■ TO DO:
Look through the records below and collect all lines that hold the string "magnifier".

*** PROVIDED DATA Section Begins ***

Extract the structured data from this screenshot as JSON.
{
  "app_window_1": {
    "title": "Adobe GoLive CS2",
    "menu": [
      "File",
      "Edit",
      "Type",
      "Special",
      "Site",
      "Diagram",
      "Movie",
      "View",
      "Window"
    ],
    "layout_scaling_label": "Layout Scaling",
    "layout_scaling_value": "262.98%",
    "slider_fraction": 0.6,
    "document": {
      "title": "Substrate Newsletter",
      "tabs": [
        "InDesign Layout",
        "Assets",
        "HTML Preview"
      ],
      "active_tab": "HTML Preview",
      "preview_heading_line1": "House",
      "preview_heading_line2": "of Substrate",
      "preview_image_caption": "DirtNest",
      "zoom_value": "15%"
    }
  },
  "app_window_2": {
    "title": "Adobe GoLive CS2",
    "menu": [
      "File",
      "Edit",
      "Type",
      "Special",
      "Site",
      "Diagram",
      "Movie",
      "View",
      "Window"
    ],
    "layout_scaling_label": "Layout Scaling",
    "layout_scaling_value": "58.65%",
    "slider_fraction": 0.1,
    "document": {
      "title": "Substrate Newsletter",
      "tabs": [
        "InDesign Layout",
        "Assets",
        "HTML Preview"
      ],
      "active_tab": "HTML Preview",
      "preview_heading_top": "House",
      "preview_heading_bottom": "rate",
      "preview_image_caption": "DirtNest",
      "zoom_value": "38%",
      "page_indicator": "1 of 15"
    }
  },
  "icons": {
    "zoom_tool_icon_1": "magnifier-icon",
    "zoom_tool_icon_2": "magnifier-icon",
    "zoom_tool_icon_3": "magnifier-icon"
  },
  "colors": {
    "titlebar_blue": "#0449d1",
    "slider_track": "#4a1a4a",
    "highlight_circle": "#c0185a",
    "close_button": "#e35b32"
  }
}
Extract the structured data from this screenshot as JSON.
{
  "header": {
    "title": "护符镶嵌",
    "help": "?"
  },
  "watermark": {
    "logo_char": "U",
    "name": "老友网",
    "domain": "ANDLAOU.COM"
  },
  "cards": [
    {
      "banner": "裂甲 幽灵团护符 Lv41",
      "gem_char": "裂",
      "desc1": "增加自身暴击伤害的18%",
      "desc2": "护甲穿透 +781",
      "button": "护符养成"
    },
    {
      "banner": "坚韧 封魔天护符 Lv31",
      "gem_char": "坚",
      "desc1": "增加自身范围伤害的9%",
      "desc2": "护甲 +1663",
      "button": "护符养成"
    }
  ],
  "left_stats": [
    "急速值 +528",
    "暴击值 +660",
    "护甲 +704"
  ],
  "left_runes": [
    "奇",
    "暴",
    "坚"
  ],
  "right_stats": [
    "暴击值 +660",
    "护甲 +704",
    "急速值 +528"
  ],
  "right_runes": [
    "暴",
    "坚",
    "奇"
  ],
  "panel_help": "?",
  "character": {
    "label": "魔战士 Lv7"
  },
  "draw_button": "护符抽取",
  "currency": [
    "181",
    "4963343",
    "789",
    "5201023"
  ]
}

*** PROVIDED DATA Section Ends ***

■ ANSWER AREA:
    "zoom_tool_icon_1": "magnifier-icon",
    "zoom_tool_icon_2": "magnifier-icon",
    "zoom_tool_icon_3": "magnifier-icon"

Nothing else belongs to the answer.